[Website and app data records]
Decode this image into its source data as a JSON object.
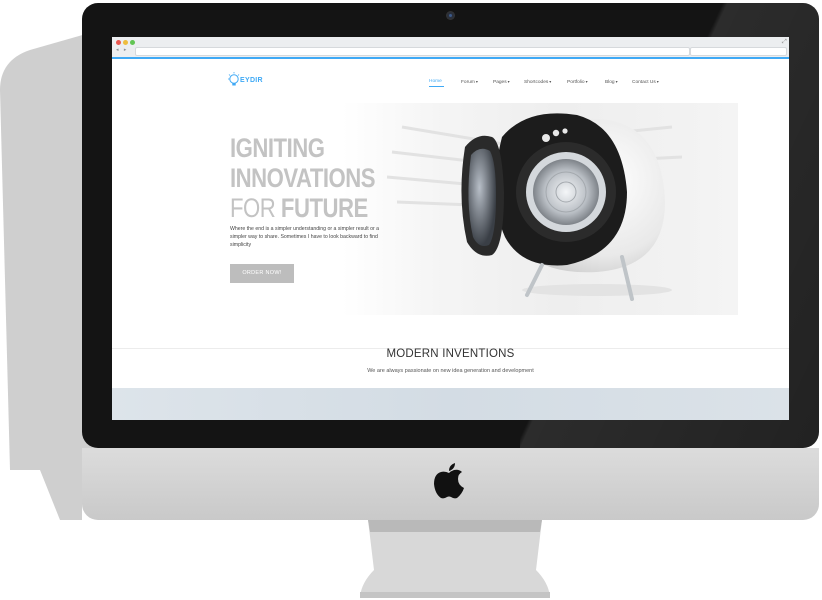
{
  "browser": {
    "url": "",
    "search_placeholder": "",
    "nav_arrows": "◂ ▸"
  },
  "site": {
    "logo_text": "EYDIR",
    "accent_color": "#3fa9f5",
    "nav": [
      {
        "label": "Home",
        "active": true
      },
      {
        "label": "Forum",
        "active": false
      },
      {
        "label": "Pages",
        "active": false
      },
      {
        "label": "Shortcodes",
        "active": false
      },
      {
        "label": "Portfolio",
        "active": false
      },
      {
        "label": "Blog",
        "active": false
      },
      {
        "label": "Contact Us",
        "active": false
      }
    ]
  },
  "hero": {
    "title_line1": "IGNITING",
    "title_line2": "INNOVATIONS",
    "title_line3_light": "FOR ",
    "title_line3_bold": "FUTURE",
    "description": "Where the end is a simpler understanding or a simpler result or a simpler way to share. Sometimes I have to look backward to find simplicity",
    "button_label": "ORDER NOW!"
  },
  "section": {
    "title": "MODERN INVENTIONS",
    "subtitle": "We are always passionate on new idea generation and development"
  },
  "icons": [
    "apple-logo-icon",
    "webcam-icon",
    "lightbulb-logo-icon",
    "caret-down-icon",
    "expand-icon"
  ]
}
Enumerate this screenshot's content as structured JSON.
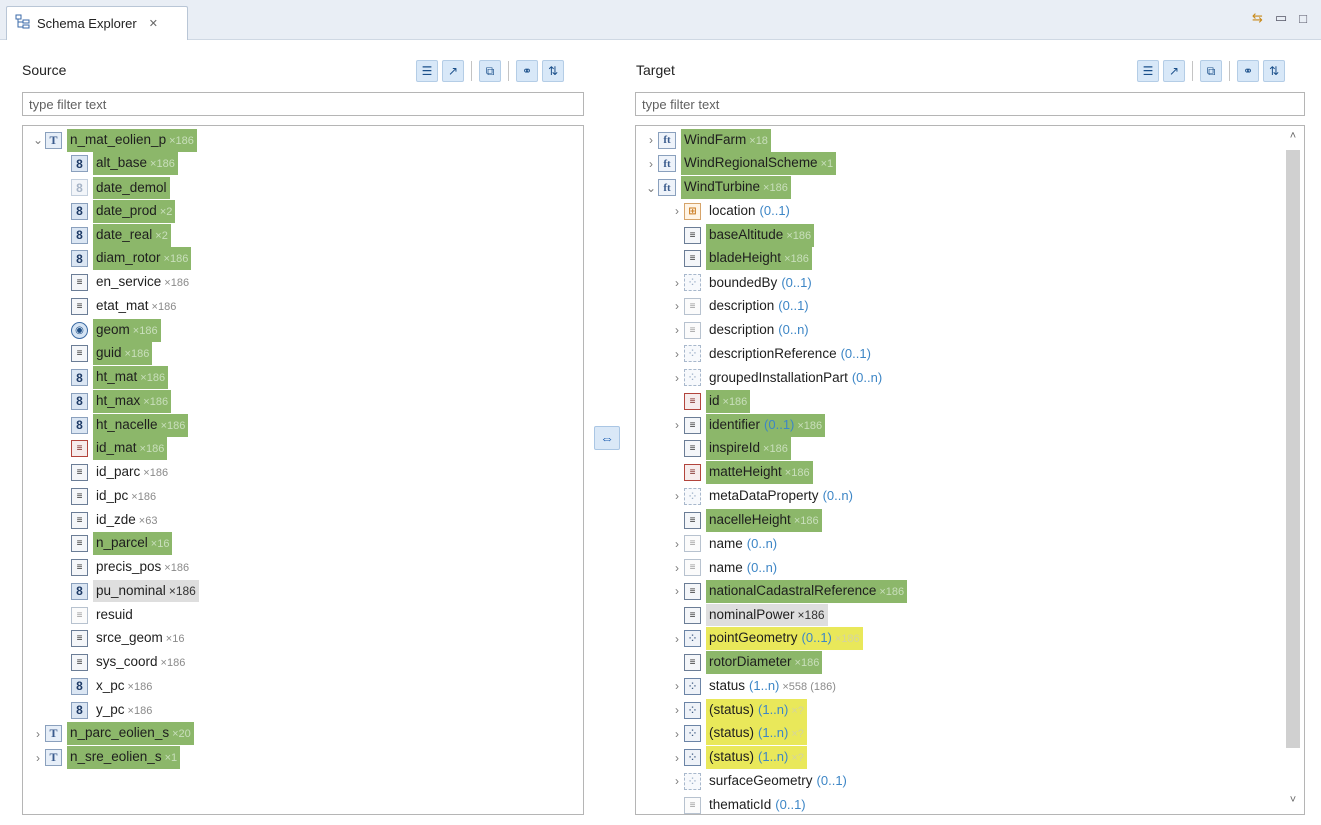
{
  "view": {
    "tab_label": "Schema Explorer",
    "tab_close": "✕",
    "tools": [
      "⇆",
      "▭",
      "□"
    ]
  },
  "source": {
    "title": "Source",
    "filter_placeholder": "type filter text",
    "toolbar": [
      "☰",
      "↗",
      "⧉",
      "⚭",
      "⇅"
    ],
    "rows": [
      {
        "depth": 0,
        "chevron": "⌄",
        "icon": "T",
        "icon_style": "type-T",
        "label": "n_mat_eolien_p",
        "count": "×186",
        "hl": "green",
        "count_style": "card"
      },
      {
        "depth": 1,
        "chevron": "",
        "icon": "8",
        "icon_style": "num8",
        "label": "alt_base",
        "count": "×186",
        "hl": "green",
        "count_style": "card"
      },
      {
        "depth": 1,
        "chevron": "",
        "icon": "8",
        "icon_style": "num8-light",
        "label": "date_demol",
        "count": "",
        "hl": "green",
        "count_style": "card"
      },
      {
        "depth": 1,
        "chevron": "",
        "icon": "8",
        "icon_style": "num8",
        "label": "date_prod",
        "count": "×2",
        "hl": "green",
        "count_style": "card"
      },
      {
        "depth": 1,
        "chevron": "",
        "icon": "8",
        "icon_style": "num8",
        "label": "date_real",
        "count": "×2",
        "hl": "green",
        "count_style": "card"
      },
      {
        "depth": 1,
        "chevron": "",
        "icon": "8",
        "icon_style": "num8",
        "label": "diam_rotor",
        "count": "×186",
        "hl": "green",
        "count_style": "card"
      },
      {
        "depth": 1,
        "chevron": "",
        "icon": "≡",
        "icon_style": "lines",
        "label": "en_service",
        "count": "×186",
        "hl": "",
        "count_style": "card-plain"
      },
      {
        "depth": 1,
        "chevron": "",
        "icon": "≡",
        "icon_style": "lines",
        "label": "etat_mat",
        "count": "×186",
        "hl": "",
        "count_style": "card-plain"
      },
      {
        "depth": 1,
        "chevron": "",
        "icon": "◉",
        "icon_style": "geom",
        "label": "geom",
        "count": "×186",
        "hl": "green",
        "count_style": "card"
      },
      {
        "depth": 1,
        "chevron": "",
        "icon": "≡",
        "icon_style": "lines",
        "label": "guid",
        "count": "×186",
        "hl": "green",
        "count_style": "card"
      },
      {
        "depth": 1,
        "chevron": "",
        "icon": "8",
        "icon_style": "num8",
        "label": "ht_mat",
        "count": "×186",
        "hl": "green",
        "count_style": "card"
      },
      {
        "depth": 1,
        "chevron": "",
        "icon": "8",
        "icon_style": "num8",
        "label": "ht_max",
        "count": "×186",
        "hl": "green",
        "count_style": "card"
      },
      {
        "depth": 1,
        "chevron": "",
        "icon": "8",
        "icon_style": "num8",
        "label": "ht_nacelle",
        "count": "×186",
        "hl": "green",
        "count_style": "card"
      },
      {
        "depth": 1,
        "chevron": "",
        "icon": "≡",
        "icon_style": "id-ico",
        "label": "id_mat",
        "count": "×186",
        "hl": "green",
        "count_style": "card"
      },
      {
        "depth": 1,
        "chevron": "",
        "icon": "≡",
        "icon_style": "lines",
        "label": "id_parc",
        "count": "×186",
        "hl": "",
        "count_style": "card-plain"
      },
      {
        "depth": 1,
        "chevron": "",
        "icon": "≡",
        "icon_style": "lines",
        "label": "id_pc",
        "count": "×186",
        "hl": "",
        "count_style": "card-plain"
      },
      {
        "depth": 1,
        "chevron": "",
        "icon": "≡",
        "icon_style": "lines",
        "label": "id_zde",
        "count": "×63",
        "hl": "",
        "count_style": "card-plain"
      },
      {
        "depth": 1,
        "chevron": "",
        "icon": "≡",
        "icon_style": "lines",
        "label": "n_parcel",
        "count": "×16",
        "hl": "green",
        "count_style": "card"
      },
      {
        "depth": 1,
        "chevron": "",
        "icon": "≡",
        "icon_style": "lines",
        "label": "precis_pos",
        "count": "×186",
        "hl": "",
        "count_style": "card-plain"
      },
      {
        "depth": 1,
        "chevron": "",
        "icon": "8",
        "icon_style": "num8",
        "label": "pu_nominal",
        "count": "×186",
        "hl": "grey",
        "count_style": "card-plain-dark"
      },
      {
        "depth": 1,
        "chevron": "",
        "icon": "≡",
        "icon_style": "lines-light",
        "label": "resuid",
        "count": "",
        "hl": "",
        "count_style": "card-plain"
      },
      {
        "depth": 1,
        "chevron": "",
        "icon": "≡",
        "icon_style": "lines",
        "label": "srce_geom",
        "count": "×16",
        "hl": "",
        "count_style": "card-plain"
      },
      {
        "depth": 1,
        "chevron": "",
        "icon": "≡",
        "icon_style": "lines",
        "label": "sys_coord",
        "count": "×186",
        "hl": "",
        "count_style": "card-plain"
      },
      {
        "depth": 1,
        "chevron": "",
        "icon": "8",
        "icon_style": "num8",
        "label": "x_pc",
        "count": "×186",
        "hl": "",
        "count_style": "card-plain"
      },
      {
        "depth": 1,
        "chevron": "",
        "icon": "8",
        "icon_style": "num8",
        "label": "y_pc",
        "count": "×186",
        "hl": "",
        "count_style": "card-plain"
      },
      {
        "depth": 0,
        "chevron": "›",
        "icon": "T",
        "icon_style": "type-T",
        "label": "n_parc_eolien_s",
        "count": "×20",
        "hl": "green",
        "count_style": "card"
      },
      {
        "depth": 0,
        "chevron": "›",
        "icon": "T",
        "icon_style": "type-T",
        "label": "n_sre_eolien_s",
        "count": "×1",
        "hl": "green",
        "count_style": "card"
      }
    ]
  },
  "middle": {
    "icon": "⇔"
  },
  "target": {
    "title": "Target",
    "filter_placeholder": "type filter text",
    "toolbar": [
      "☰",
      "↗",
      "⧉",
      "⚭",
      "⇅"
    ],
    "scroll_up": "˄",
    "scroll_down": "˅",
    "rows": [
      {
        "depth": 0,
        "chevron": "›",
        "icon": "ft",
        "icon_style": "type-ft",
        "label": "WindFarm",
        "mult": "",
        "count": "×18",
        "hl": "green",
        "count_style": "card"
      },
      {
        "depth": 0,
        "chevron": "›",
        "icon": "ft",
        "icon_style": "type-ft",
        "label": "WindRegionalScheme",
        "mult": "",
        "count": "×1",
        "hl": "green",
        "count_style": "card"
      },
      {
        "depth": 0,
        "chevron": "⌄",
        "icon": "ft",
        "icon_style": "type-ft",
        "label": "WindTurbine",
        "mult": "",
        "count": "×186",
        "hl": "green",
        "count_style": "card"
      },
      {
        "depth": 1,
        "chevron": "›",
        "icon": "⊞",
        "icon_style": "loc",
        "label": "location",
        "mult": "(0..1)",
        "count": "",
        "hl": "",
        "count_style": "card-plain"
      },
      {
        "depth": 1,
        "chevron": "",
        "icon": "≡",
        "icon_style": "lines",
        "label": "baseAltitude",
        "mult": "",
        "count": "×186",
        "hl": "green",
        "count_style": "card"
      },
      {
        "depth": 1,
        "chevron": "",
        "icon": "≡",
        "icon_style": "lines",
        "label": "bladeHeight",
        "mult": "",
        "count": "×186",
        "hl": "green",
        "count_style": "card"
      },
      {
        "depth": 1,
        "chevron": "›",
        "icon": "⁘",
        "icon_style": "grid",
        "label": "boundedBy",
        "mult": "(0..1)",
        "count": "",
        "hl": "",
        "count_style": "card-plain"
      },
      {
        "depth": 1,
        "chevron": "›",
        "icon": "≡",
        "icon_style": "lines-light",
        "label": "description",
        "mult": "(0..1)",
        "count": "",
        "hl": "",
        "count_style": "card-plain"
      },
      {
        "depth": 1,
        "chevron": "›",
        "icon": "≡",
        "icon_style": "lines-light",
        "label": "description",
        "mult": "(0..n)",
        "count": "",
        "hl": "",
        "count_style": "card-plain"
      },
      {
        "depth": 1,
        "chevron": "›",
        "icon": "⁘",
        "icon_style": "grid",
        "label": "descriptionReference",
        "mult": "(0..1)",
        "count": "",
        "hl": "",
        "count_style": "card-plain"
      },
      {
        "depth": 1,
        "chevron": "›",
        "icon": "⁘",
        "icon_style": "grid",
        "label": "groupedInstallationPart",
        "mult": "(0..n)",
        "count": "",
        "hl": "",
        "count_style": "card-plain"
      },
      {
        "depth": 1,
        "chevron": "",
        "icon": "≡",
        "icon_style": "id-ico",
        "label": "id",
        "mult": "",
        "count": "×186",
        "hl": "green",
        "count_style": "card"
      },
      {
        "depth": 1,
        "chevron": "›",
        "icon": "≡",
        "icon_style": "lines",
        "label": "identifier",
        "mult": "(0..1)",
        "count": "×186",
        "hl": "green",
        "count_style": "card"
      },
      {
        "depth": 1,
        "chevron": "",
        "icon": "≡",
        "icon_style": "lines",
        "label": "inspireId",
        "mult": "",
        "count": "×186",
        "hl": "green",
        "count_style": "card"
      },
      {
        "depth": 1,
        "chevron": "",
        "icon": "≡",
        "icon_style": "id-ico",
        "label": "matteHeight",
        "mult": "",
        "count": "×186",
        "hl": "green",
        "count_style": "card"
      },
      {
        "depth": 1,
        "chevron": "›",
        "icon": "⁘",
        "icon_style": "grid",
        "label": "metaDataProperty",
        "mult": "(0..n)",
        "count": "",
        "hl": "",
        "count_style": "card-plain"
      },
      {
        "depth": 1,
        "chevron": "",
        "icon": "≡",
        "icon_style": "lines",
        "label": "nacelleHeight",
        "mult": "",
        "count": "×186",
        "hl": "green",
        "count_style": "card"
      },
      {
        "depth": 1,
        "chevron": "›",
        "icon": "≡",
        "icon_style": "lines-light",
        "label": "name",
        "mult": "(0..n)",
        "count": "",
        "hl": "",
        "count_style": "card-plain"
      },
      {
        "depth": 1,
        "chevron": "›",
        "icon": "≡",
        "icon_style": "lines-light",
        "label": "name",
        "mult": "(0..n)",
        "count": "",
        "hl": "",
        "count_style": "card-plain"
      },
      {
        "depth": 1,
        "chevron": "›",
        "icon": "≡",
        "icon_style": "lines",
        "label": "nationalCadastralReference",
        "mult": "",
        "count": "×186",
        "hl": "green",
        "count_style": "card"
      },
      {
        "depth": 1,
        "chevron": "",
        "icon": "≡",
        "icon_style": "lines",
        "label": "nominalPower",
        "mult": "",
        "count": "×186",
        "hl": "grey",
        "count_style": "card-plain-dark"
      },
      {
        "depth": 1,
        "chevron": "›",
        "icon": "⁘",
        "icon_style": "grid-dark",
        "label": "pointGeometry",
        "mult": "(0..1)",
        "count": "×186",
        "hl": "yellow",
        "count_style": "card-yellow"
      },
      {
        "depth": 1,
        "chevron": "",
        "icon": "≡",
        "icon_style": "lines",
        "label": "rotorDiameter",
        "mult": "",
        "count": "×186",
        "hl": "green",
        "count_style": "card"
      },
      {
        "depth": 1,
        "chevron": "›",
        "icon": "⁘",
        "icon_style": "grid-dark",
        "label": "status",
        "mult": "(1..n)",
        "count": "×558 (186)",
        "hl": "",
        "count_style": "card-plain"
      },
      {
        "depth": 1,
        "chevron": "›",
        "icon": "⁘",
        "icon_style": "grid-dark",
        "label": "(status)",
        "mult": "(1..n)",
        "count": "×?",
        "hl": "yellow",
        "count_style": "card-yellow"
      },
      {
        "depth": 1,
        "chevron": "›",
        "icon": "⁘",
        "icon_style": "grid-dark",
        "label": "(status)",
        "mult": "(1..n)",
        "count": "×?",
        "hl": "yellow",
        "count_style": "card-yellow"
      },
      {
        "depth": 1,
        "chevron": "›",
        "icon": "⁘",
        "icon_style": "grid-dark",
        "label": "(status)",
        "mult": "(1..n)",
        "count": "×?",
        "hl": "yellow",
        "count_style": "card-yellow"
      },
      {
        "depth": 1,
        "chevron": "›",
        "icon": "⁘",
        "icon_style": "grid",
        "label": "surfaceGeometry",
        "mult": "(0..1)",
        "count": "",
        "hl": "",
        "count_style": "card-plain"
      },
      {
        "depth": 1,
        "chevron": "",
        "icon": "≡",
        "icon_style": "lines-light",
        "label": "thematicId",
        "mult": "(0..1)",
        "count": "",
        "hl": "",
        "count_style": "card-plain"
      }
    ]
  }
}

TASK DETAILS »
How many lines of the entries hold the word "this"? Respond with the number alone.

EXERCISE ANSWER »
2